**Aim of the exercise:** If a line of the listing contains the string "Paciente", return that line.
-----
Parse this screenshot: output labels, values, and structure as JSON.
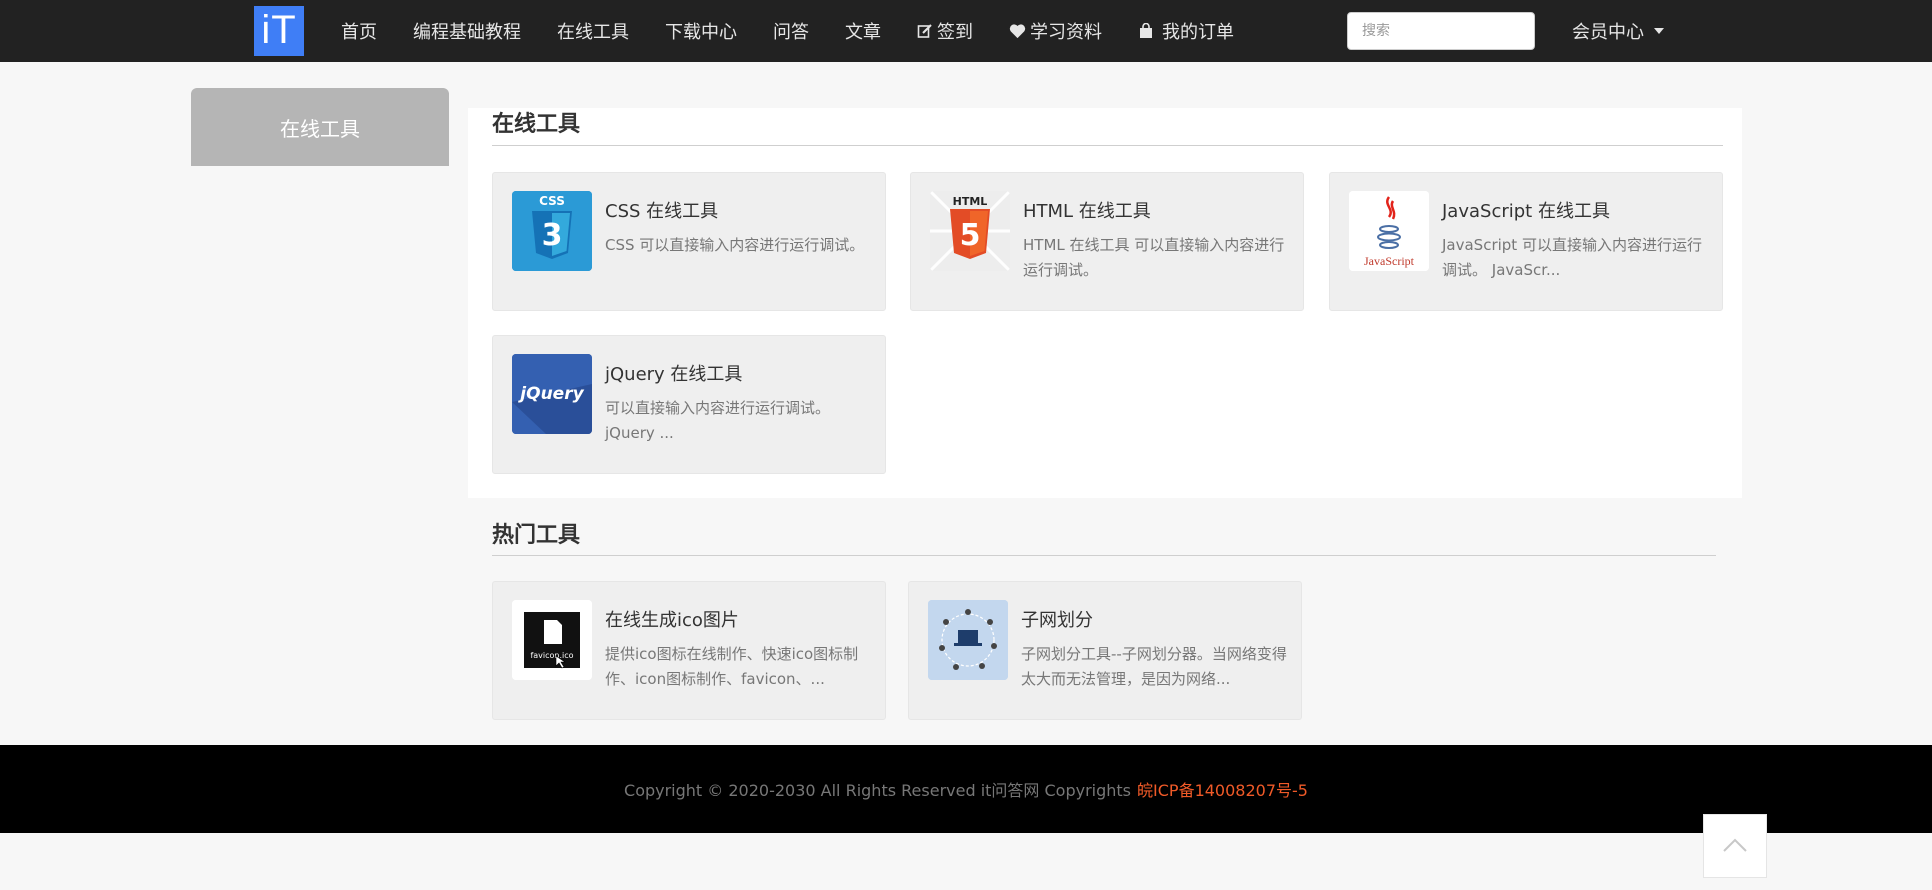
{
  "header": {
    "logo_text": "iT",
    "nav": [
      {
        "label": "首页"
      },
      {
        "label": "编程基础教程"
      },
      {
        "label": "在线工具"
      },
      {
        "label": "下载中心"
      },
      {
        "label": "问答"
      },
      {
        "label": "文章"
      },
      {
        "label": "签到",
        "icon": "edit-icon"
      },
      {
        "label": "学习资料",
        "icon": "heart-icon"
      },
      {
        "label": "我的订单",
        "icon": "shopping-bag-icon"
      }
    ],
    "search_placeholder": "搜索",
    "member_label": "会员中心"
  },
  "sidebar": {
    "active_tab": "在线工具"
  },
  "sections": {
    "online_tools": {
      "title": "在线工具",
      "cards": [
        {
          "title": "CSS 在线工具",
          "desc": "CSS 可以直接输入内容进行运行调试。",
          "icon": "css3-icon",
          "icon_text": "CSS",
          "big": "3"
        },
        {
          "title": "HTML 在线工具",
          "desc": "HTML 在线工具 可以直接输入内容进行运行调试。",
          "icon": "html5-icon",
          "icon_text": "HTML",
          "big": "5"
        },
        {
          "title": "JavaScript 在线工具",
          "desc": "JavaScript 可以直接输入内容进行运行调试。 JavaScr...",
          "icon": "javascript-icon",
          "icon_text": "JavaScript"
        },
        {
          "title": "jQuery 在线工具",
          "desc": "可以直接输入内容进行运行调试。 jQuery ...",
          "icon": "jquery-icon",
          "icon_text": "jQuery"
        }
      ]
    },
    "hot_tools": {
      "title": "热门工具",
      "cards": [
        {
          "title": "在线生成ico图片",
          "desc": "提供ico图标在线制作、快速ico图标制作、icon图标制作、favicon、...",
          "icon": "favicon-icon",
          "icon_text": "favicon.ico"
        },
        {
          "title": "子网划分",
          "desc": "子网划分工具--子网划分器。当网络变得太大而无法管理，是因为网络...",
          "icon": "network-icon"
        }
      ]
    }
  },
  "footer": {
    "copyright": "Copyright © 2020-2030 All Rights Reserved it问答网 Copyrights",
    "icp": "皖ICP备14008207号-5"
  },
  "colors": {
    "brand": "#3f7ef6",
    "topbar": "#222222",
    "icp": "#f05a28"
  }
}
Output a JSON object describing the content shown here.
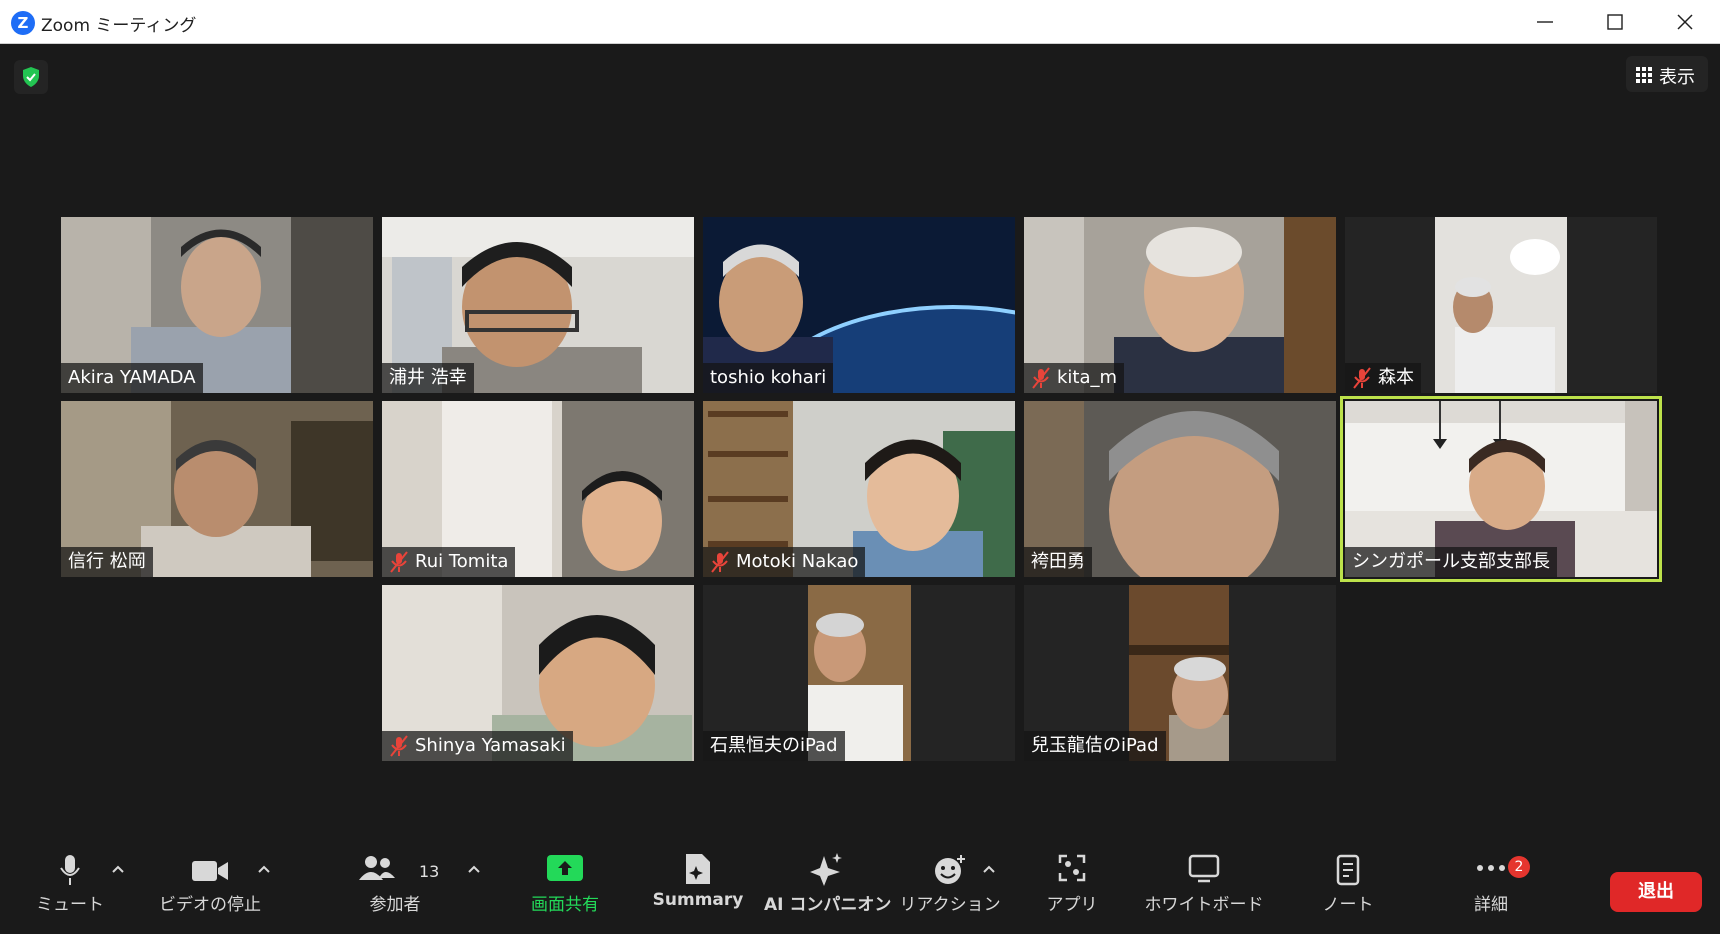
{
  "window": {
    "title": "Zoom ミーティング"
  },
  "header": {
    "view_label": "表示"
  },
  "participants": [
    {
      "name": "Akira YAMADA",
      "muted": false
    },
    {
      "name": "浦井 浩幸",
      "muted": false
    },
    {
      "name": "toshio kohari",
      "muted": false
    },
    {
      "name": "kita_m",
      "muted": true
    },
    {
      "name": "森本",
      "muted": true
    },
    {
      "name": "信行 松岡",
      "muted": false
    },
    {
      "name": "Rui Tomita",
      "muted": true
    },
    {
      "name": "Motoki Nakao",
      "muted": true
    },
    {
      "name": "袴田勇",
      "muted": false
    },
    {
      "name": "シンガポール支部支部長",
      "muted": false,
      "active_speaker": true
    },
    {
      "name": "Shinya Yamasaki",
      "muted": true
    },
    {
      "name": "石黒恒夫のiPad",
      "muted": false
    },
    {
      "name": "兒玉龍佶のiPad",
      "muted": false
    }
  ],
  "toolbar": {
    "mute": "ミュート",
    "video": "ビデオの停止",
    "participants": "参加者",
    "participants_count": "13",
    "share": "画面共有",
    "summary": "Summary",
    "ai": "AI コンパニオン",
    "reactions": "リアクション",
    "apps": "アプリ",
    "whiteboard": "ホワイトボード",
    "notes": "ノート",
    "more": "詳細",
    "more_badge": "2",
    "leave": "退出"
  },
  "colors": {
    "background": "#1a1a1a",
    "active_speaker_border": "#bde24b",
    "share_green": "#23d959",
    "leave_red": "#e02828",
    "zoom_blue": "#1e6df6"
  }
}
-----
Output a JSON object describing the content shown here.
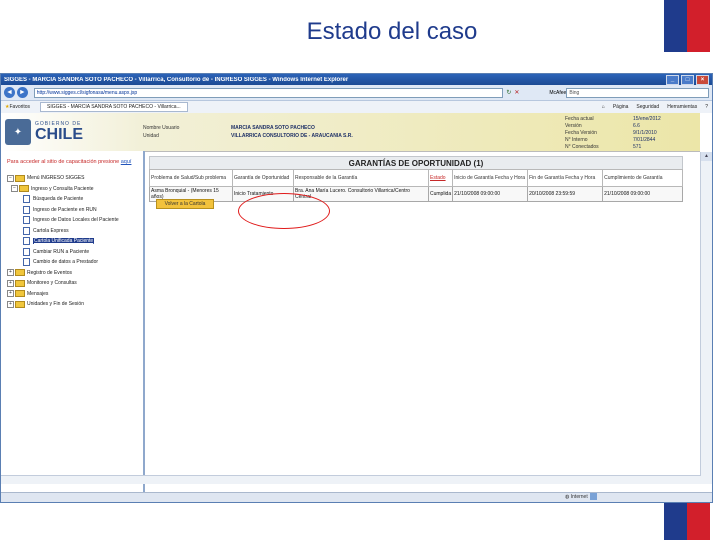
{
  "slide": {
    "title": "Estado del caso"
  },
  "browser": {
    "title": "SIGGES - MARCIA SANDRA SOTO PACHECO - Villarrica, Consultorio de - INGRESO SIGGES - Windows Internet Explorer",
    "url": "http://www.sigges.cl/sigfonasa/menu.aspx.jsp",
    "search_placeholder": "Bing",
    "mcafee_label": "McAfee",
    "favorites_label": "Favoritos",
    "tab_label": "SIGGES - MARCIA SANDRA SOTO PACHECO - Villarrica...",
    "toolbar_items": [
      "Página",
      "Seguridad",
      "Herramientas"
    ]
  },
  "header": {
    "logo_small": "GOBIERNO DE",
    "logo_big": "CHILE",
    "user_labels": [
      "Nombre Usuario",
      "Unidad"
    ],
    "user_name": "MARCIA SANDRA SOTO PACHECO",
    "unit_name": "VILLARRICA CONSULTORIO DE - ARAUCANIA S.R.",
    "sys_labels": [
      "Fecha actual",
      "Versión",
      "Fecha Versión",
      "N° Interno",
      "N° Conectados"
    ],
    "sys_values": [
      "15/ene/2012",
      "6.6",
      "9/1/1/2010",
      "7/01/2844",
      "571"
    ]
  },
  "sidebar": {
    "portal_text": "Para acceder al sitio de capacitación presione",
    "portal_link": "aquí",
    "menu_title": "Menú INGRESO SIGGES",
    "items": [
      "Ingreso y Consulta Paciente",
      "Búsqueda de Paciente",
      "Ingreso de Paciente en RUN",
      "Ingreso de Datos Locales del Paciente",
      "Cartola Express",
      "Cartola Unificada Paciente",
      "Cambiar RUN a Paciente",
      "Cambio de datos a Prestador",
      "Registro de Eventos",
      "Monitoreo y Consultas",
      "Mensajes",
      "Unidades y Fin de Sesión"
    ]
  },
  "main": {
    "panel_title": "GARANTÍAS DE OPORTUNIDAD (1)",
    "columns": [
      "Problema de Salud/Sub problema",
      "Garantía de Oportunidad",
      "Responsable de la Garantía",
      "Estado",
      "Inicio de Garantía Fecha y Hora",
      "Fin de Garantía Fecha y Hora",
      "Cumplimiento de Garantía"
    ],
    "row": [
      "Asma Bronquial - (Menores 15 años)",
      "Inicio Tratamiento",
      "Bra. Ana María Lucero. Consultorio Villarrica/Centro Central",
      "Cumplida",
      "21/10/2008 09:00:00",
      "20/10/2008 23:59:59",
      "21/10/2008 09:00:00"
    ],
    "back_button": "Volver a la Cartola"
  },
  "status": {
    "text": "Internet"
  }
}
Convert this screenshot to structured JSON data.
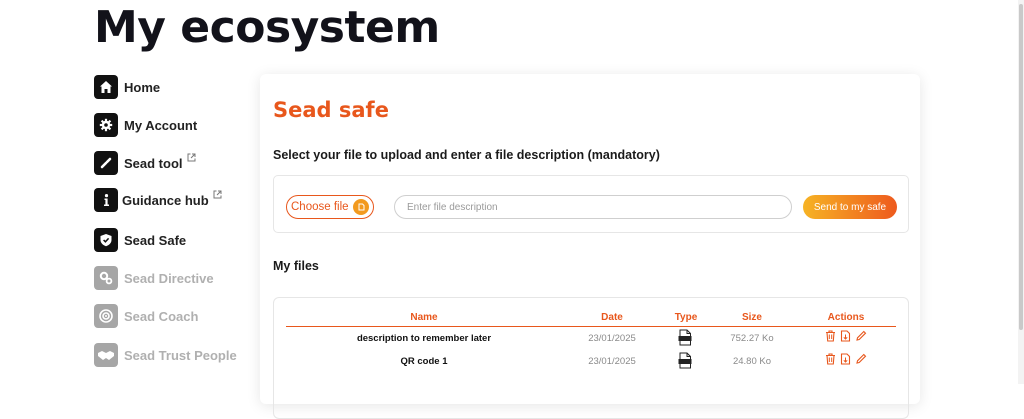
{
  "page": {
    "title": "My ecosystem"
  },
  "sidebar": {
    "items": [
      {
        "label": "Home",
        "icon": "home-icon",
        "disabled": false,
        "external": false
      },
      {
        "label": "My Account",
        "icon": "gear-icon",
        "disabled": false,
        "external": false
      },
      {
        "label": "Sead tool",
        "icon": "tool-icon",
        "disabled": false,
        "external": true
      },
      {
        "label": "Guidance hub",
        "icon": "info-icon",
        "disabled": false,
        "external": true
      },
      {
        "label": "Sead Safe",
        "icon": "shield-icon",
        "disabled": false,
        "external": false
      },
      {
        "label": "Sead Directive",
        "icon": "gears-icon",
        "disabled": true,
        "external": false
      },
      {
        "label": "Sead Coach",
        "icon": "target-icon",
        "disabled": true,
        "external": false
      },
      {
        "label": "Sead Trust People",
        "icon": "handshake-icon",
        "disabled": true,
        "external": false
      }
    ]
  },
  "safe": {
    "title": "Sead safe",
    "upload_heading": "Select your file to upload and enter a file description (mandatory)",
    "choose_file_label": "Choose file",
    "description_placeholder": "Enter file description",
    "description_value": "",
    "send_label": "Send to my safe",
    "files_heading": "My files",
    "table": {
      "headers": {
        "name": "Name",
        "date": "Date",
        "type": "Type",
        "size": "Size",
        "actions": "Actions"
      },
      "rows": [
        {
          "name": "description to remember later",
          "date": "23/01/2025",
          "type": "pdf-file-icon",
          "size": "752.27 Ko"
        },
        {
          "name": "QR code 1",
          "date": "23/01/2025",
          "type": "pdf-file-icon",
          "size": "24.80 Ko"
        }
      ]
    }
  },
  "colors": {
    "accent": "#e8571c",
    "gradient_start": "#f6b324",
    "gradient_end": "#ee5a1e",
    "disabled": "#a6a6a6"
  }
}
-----
**Answer for the task:**
      "Ingreso y Consulta Paciente",
      "Búsqueda de Paciente",
      "Ingreso de Paciente en RUN",
      "Ingreso de Datos Locales del Paciente",
      "Cartola Unificada Paciente",
      "Cambiar RUN a Paciente",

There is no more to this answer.